Mr. de Blasio, a Democrat who began his second term a year ago, called the rise in pedestrian deaths disappointing. He said the city would do more to redesign streets to make them safer and to enforce laws requiring vehicles to yield to pedestrians.
“Drivers haven’t taken their responsibility to yield very seriously,” Mr. de Blasio said. “There has been a lot of enforcement, and there will be more.”
The number of bicyclist deaths dropped last year to 10, from 24 in 2017, according to the city. The number of people who died in vehicles also fell to 37, from 58 in 2017. But the number of motorcyclist deaths increased to 39, from 33 in 2017.
Nationally, more than 37,000 people died in traffic crashes in 2017, according to federal transportation data that is not available yet for 2018. The number of traffic fatalities in the United States fell by about 2 percent in 2017, but that followed increases in deaths in 2016 and 2015.
In New York, safety advocates have pressed Mr. de Blasio to move faster to improve streets. Marco Conner, deputy director of Transportation Alternatives, an advocacy group, said there were still too many deaths and injuries.

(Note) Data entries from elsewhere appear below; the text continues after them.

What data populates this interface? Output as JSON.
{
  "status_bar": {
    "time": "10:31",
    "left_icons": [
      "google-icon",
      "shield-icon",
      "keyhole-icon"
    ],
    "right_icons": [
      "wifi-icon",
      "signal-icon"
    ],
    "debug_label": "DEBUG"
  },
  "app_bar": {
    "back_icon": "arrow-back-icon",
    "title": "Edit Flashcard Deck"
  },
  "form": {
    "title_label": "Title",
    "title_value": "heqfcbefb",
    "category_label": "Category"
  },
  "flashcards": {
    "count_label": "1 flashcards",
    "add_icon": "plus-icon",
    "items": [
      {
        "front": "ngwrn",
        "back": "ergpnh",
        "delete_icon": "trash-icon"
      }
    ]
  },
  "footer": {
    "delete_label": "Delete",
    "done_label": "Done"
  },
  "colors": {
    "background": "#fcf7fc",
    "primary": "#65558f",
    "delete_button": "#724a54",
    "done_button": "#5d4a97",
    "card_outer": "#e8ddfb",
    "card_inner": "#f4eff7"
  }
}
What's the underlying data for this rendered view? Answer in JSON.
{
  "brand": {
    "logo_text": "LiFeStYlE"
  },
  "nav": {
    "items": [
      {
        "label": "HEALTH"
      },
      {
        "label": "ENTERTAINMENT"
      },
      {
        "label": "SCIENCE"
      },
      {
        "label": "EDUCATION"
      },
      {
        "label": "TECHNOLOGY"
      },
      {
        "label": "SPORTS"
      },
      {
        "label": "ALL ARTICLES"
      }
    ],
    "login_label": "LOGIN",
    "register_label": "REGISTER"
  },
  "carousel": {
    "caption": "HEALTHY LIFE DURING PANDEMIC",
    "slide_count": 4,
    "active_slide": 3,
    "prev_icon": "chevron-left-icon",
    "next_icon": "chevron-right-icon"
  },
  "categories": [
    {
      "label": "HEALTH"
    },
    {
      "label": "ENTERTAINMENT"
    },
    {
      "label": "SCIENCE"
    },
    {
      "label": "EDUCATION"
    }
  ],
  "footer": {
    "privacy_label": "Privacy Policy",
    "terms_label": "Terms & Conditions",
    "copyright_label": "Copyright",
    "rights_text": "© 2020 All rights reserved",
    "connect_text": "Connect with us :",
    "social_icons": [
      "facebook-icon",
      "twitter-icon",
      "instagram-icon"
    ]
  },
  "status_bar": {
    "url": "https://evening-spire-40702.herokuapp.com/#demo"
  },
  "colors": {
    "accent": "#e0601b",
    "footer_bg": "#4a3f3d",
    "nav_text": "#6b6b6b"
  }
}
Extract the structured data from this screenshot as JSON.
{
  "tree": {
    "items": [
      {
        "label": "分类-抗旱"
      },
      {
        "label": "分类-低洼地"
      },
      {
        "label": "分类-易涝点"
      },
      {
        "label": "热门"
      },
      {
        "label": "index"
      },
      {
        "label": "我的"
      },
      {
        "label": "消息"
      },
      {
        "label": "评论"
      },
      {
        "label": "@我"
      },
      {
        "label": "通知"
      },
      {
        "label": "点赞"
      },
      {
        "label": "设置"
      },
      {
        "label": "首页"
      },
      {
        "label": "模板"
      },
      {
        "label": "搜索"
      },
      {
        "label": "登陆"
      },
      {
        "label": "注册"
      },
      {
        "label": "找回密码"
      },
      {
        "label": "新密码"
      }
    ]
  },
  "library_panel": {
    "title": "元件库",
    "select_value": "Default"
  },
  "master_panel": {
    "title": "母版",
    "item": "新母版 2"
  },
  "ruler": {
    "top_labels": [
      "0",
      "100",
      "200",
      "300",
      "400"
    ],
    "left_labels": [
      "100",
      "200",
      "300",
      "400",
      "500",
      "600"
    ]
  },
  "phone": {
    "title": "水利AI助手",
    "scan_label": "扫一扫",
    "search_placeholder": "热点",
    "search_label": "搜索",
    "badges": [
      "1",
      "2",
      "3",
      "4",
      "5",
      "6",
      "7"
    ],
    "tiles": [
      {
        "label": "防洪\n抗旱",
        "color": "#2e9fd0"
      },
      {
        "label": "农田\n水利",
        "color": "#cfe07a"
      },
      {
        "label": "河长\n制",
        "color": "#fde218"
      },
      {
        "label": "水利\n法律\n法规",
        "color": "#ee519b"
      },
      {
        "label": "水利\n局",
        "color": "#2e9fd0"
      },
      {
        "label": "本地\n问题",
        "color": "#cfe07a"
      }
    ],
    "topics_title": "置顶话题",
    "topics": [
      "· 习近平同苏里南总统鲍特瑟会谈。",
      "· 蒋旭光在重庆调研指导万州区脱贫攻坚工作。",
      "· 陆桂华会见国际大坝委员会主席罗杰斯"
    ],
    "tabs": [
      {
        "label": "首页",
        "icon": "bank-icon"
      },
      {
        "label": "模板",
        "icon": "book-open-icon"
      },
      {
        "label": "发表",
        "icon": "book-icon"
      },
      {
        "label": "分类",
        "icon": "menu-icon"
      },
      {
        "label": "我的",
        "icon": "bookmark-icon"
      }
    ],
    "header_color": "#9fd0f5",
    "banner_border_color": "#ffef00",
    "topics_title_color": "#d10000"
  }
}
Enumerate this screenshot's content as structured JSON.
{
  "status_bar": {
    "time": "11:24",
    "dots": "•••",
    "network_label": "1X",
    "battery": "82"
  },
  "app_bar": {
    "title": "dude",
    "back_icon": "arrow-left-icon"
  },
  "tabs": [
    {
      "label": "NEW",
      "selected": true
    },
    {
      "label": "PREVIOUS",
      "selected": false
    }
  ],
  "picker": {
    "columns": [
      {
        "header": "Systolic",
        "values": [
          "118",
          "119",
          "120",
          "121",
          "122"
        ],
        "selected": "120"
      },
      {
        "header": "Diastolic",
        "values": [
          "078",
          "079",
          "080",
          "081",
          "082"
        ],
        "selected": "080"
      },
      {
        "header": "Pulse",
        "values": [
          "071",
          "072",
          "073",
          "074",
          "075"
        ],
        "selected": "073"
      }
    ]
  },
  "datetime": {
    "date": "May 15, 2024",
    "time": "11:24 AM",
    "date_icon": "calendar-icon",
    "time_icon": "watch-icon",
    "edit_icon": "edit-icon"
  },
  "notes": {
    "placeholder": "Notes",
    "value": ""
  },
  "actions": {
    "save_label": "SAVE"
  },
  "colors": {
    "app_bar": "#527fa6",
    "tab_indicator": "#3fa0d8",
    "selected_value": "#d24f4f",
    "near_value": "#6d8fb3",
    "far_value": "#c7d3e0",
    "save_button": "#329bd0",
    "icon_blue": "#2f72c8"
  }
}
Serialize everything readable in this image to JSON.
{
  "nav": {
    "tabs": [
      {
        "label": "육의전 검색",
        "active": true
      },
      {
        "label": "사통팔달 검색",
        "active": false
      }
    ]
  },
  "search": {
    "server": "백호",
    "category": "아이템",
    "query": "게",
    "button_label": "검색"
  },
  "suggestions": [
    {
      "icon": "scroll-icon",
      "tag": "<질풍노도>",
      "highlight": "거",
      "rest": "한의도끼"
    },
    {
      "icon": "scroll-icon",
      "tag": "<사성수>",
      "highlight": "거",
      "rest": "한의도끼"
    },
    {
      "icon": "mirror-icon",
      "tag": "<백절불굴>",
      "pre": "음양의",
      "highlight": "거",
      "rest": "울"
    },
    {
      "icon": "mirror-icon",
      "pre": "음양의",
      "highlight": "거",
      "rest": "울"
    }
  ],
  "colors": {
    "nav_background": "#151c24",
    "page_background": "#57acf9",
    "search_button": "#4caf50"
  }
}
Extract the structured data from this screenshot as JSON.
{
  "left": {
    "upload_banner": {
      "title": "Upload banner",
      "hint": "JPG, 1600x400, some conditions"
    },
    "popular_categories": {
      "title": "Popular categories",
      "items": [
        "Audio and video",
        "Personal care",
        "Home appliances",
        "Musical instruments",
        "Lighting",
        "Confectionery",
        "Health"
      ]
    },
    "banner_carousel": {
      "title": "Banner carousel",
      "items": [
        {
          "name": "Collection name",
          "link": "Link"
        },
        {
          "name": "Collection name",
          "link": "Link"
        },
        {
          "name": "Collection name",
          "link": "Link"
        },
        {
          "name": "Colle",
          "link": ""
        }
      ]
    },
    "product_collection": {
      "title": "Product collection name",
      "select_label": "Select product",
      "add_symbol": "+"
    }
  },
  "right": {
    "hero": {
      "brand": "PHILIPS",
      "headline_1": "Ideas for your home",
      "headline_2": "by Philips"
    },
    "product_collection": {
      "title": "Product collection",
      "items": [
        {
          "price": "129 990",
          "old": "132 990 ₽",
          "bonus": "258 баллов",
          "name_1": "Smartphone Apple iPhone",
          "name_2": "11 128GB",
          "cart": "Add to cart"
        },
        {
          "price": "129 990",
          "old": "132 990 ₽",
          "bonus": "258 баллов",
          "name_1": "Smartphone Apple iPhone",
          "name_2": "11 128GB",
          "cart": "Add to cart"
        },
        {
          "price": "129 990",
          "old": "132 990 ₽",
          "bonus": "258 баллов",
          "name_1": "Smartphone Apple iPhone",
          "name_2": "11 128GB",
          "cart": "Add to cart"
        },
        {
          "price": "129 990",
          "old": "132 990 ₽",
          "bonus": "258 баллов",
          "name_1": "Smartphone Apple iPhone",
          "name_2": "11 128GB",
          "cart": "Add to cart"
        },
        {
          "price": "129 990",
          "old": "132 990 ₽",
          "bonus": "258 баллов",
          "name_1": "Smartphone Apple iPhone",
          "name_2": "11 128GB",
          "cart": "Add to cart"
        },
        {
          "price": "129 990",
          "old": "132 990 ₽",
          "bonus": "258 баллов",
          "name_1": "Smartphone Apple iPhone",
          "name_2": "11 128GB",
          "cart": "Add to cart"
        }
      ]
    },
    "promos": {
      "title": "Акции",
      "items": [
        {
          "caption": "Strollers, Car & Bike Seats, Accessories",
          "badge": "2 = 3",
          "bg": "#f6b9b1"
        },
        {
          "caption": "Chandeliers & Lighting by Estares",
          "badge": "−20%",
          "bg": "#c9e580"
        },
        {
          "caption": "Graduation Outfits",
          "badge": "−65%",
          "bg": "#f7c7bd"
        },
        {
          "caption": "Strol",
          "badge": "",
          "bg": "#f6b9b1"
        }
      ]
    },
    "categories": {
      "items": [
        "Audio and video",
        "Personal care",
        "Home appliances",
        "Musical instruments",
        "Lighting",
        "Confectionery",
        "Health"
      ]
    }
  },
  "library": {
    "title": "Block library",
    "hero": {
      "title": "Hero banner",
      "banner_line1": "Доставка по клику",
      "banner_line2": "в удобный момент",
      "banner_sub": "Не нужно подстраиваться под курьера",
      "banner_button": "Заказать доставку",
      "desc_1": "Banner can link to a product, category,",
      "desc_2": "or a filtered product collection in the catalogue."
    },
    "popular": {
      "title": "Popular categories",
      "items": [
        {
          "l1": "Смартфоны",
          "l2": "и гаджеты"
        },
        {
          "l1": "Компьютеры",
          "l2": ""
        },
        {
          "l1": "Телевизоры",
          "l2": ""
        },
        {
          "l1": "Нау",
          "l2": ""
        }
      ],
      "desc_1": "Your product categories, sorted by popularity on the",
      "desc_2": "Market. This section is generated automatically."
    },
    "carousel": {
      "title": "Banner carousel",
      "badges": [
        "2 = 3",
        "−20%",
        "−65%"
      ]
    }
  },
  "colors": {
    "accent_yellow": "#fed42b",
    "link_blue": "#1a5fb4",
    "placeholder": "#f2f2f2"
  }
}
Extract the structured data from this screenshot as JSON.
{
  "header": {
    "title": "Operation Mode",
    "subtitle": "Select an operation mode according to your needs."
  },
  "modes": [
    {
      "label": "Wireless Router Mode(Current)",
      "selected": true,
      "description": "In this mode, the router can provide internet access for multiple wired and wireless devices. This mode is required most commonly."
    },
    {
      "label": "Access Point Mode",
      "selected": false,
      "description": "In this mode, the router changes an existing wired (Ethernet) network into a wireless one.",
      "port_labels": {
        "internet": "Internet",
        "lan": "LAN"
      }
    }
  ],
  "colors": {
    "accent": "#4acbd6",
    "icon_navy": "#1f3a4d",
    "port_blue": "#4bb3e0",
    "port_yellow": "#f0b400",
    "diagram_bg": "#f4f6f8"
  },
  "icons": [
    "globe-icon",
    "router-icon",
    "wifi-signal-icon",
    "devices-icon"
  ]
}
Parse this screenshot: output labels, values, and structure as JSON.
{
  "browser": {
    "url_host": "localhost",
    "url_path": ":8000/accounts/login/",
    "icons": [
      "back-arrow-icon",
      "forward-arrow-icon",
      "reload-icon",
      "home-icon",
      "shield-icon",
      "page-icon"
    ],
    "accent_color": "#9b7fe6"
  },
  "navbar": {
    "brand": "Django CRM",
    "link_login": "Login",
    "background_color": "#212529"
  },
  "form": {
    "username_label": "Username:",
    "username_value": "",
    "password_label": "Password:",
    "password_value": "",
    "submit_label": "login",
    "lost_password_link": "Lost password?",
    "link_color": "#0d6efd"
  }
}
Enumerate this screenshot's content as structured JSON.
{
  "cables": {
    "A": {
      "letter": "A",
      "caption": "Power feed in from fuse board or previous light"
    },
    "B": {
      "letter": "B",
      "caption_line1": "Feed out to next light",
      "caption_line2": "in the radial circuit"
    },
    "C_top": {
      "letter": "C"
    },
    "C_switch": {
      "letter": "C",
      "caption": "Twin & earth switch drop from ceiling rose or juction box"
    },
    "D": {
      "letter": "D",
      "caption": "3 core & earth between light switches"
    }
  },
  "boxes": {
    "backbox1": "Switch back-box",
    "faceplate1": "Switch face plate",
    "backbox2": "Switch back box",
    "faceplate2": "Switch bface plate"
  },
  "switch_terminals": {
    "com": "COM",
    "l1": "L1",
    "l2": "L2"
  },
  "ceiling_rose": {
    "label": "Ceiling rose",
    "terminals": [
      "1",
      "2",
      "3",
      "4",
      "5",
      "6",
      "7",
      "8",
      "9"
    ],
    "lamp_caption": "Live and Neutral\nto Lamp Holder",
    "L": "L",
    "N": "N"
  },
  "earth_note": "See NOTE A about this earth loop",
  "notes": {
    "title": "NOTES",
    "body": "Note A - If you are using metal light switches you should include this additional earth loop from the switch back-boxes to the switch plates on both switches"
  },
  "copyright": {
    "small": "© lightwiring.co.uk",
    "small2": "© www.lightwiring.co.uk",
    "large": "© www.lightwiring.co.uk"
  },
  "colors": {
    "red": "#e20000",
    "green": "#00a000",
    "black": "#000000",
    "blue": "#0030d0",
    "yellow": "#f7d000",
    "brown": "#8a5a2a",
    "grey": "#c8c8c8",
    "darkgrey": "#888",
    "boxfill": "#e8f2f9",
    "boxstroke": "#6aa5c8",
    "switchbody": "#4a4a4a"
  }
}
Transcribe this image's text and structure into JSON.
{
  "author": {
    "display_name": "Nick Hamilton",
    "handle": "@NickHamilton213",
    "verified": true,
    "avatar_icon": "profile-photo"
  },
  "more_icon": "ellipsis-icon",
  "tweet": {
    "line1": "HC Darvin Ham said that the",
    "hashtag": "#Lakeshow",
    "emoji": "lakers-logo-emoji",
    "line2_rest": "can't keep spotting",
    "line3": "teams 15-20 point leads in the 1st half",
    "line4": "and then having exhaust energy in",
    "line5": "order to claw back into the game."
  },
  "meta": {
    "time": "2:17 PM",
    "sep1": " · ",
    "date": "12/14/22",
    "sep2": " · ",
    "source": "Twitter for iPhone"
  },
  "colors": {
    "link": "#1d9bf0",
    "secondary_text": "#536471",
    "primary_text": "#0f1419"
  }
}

“It’s an achievement, and it should be celebrated,” Mr. Conner said of the drop last year. “But I think the big question is: Why aren’t we doing more against the enormity of the epidemic? We’re only really taking baby steps.”
The people who lost their lives represent a cross section of New Yorkers: A 5-year-old girl, Abigail Blumenstein, and a 1-year-old boy, Joshua Lew, were killed by a driver in Brooklyn while crossing the street with their mothers; an 89-year-old woman, Beatrice Kahn, was hit by a car in the Bronx; and a 9-year-old boy, Giovanni Ampuero, was struck by a driver who fled the scene in Queens.
In August, a 23-year-old Australian woman died after she was hit by a garbage truck while riding a bicycle near Central Park. She was cut off by a livery cab that entered a bike lane. Her death led to calls for better bike infrastructure, such as protected lanes.
The city’s transportation commissioner, Polly Trottenberg, said that her agency completed 138 street improvement projects last year and added more than 20 miles of protected bike lanes. She called the 2018 figures “encouraging results unparalleled among American cities.”
The city’s Vision Zero program faced a major hurdle last summer when state lawmakers failed to reauthorize speed cameras posted at 140 school zones — a policy the city said reduced speeding during school hours by as much as 63 percent. Gov. Andrew M. Cuomo and the City Council speaker, Corey Johnson, intervened to keep the cameras on.
Mr. Johnson recently won the “Vision Zero Hero of the Year” award from Streetsblog, a website that reports on street safety, besting Mr. de Blasio for the top honor. The website praised Mr. Johnson for his support of speed cameras and congestion pricing, a proposal to collect tolls from cars entering Manhattan that Mr. de Blasio has resisted.
Mr. Conner, of Transportation Alternatives, said Mr. Johnson had become a strong advocate for prioritizing street safety above cars — a leadership role that Mr. de Blasio had failed to achieve.
“The mayor is still tied up in somewhat of a windshield perspective,” Mr. Conner said in reference to Mr. de Blasio’s reliance on cars to travel across the city.
Mr. de Blasio dismissed the criticism that Mr. Johnson had taken the lead on Vision Zero, calling the safety program one of the “central missions” of his administration.
“There’s plenty of credit to be shared,” Mr. de Blasio said.